My Pediatrician said they’re really trying hard to get everyone in and out of the hospital as quickly as possible.
Any special recommendation to take or not to take to the hospital?
Bring lots of snacks! I couldn’t leave the floor, because they don’t want people coming in and out of the Labor and Delivery area for the health of the patients. I’d recommend bringing dried fruit, snack bars and my personal favorite, Gatorade (to stay hydrated).
I’d also bring an iPad and charger, just in case you’re alone for a few hours. Lots of downtime with limited visitors.
I’m having a baby in two weeks and I’m freaking out.
I can totally understand. I think we’re all freaking out in one way or another. One thing I will say, try and limit the news and social media. Stress does a lot of harm to our bodies, especially for new moms. When I spoke to the lactation consultant, the last thing she said to me was, “Try and not stress too much, it can alter the production of your milk supplies.”
Control what you can control. Drink lots of water, take care of yourself and your well-being. That is the absolute best thing you can do right now for you and your baby. Once you bring that baby home, stay in bed and just enjoy every second with your little one. A pro of COVID-19, is that so many moms have more time to spend with their children. It’s a blessing in disguise.
Did they say anything about if it can be transmitted through breast milk?
According to this article, “So far there is no evidence that COVID-19 is transmitted through breast milk, the CDC notes. Forms of antibodies that protect against coronaviruses have been found in breast milk samples though, which is good news. That means mothers’ bodies are making antibodies and passing those (but not the virus) on to their infants.
There have been a few cases in China where the mother had COVID and it DID NOT get passed to their baby. Please read more about this here.
Did you feel like you were still a priority at the hospital?
100%! They were as professional as they were when I was with Sebastian. Labor and Delivery doctors and nurses are truly special humans. I have a tremendous amount of respect for them. The entire staff wake up everyday, risk contracting the virus by coming into the hospital to take care of me and my unborn child. Be extremely kind and grateful when in the hospital to these individuals, they do a lot for us.
Did it seem tense in the hospital?
The staff didn’t seem tense, the visitors were more cautious and alert. People were not sharing elevators and staying a safe distance.
Did you have to share your hospital room or did you pay for a private room due to COVID?
When I walked in, the hospital was really quiet, so I made the decision to have a shared room, knowing we’d likely not have someone else in the room. When we arrived, Hugo was the 2nd baby in the nursery. When we left, I still only saw a handful of moms and newborns.
Many hospitals have the option to upgrade to private rooms. Once you arrive, have your visitor ask about the private room availability. They fill up fast due to COVID. Going out on a limb here, but I think the hospital is doing their best not to have more than one patient per room. This is another reason elective surgeries are being postponed at this time. This also helps limit the amount of patients in hospital beds and rooms.

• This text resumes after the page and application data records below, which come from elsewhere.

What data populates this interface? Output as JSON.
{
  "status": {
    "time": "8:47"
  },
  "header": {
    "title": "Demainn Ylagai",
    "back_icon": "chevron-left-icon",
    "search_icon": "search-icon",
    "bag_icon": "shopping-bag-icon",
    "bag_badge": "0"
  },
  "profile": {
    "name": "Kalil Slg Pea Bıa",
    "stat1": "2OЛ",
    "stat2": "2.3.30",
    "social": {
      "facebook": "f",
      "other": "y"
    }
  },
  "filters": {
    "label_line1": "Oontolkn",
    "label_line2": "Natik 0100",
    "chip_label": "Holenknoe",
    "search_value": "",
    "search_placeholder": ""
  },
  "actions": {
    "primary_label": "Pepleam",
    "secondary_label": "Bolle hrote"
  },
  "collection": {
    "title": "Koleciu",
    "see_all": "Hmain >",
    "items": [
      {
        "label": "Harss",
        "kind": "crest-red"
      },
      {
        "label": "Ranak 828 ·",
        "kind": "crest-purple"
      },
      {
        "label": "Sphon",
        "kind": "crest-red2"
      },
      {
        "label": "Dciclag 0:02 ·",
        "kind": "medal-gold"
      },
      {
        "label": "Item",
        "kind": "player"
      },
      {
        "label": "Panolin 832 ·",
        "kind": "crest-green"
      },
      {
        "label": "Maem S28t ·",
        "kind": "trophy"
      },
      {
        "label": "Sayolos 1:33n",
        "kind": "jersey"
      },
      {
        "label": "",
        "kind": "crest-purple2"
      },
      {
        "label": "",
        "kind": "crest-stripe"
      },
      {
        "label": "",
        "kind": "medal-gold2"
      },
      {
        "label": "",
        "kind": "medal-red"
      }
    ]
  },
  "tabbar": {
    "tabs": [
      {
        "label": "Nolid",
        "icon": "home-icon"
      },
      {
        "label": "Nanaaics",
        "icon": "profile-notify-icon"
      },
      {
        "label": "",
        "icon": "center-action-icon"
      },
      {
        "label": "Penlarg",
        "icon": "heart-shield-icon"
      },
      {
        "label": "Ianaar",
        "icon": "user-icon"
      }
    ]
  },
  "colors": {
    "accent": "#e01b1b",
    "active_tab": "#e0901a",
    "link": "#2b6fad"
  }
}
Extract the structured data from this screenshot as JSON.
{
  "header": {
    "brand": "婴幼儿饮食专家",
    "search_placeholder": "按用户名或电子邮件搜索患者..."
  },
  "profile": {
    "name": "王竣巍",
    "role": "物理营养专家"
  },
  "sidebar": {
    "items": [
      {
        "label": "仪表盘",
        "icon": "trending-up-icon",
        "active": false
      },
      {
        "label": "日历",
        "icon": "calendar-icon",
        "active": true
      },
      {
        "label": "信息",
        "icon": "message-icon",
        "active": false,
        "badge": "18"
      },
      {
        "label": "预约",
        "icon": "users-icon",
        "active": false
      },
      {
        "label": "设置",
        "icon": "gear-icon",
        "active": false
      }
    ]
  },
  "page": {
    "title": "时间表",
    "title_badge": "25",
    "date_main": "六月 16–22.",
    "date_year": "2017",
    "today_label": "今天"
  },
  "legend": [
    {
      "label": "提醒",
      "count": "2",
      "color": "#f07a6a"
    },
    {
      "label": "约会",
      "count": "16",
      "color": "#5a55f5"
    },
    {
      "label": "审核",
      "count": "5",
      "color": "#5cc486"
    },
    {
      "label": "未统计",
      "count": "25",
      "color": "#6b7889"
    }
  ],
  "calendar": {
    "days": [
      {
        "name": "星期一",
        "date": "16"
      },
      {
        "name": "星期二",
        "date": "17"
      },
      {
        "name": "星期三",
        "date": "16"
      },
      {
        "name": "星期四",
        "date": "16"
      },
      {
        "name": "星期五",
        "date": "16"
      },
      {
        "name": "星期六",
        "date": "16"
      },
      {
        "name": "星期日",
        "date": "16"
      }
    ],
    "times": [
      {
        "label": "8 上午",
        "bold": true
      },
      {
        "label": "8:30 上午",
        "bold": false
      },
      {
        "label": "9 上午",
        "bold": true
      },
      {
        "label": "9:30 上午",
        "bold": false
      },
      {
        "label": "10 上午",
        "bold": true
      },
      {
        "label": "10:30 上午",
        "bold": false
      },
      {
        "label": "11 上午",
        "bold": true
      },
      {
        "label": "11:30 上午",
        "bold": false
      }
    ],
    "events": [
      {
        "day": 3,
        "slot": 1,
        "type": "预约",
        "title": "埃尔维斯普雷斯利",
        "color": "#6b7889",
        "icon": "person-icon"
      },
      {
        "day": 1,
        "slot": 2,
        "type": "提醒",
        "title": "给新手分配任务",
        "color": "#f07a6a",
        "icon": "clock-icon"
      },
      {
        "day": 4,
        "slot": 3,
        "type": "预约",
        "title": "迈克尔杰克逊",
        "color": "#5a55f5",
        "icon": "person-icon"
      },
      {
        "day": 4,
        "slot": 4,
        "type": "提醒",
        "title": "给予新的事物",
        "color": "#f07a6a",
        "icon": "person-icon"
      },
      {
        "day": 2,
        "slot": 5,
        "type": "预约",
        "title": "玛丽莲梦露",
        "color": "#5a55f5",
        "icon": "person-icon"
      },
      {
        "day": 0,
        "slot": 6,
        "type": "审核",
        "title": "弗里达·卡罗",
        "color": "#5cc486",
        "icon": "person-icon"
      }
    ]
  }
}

Tips on sharing the excitement and celebration with friends and family when you can’t see them?
Facetime! When I was at the hospital, I called so many people when Hugo was awake. They loved seeing him and hearing about how we were doing. It was a safe way to share the experience with my friends and family. I’ve also being sending them daily updates. Highly recommend starting group texts or even a photo album to share with family.
Several of you asked about vaccine regarding the COVID-19, please take time and learn where we’re at in the process of finding a vaccine for the virus. CLICK HERE.
I also referenced several of articles from Motherly, like this article. Highly recommend reading more on their website. Lots of valuable information for parents.
Thank you for following along everyone. Stay safe out there.